Monitoring the pay zone is essential for optimizing reservoir performance. Monitoring downhole activity can provide good information in and around the wellbore as well as across the reservoir. A detailed mapping of the hydrocarbon behavior can provide a meaningful indication of how the reservoir is overburdened under the influence of production and secondary recovery phases. Currently single point, quartz crystal pressure and temperature sensors are widely used to monitor these reservoirs.
Fiber-optic sensors provide a better resolution of the reservoir interval (1 m interval). However, interface issues downhole as well as at the subsea pod are a challenge to installing fiber optic in these subsea wells at the current point in time. The size of the gauge mandrels involved in deploying the quartz gauges requires installing the gauge assembly outside the gravel pack assembly, at times placing these gauges hundreds of feet away from the pay zone. Thus the pressure being monitored is not only measuring comingled pressure but is also not representative of the true pressure from each interval.
Discussions are under way between oil companies and service companies alike to bring the intelligent flow control and reservoir monitoring to the sandface. Innovative technology will be required not only to meet the HP/HT requirement of the lower tertiary, but also to maintain tool designs within the drilling and completions current space envelope (i.e., hole/casing sizes) and at the same time provide higher production or injection flow rates.
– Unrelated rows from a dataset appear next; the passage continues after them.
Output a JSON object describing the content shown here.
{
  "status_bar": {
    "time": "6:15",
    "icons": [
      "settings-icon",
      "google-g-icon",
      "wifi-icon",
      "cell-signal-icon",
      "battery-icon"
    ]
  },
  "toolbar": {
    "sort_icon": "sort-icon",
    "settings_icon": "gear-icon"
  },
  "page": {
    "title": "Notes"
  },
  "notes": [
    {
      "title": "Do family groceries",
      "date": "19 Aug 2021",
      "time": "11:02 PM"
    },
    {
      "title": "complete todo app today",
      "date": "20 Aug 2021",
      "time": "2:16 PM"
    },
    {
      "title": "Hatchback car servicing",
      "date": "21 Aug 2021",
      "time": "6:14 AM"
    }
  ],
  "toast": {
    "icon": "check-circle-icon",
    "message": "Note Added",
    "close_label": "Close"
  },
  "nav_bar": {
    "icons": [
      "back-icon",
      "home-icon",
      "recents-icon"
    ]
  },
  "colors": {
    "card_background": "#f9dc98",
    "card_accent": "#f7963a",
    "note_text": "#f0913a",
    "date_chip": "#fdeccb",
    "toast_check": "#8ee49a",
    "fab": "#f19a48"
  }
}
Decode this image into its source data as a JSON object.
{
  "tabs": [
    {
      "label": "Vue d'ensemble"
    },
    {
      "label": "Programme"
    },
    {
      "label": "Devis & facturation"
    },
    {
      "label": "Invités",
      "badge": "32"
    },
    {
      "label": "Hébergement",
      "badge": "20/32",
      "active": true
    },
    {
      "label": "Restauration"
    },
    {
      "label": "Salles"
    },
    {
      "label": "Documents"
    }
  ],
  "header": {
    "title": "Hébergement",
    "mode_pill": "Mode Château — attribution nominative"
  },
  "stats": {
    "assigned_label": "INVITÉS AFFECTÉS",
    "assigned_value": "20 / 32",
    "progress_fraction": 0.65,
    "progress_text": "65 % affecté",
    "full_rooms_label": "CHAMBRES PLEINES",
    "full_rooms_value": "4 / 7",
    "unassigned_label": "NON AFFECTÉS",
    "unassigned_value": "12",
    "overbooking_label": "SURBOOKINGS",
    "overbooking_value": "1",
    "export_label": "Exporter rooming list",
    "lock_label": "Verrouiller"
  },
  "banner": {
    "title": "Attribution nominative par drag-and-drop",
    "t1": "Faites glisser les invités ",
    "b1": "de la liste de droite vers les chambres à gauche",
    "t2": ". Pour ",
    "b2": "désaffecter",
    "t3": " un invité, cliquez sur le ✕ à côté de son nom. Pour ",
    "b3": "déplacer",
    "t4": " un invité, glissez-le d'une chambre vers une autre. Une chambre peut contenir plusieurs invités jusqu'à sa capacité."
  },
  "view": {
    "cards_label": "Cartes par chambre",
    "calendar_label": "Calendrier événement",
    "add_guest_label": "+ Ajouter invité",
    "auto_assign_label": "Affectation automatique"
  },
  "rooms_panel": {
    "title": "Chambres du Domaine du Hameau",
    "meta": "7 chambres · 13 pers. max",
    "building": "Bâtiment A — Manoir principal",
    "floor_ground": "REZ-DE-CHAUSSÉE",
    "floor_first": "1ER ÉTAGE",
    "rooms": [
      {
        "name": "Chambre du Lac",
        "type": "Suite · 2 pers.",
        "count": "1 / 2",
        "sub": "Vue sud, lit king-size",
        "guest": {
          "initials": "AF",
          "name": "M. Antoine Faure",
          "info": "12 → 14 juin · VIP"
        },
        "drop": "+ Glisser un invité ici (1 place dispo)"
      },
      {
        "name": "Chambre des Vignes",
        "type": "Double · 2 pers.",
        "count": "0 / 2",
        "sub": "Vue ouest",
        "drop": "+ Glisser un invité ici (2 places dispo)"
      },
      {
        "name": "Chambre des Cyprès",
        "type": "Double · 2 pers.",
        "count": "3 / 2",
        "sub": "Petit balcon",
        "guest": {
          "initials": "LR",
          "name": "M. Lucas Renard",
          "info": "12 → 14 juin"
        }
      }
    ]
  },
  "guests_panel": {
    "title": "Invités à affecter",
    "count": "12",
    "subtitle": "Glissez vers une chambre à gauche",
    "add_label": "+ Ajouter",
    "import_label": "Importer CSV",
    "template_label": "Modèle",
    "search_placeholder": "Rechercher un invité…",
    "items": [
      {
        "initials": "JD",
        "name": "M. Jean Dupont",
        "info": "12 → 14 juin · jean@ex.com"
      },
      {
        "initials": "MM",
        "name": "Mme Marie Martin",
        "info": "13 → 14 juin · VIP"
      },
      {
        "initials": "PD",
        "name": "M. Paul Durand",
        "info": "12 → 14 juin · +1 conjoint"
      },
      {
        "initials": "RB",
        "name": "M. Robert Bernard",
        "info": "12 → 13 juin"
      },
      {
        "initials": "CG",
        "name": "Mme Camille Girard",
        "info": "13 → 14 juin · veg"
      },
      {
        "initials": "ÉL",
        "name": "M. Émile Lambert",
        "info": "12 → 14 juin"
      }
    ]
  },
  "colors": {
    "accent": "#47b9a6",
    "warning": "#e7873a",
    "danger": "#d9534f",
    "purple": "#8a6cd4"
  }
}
The ICVs, PDGs, and screen designs would need to be optimized to provide an integrated solution or a concentric intelligent completion solution. A reduction in screen internal diameter has a domino effect on the rating of the frac service tool. A reduction in the outer diameter of the service tool will permit faster erosion requiring an additional trip in hole with a new service tool. Moreover, the pressure drop created at 50-bpm flow rate in the service tool may be excessive and could be a limitation to the frac treating pressure. The number of control lines required for operating and communicating to the ICVs and PDGs would need to be minimized as these lines would either be installed on the screen outer diameter or installed on the concentric string.
In either case the space envelope involved limits the applicability of the direct hydraulics N+1 downhole control system. Interfacing these control lines with the upper completion or production string may require an electro-hydraulic downhole wet connect. This key enabling technology is currently in the infancy stage.
Reliable mating and de-mating is essential to the success of these extremely expensive wells. Incorporating fiber-optic technology across the sandface level would require a fiber-optic disconnect tool. Various service companies are working to develop a solution that would bring the benefits of fiber technology in long horizontal dry tree applications to the subsea environment.
Again, all these solutions would need to consider future secondary recovery methods; such as electric submersible pumps from an up-hole interface standpoint.
Thus, several technical hurdles need to be overcome to provide a robust and reliable completion solution that will unlock the potential of the Lower Tertiary. Current technology would need to be re-engineered or optimized. Radical changes to the way we drill and complete these wells may be required to develop technology that would allow us to reach the goal without being cost prohibitive. Certain compromises will need to be made as the technology evolves. The oil companies and service companies will need to work together to develop the next generation technology to maximize the value offered by the Lower Tertiary.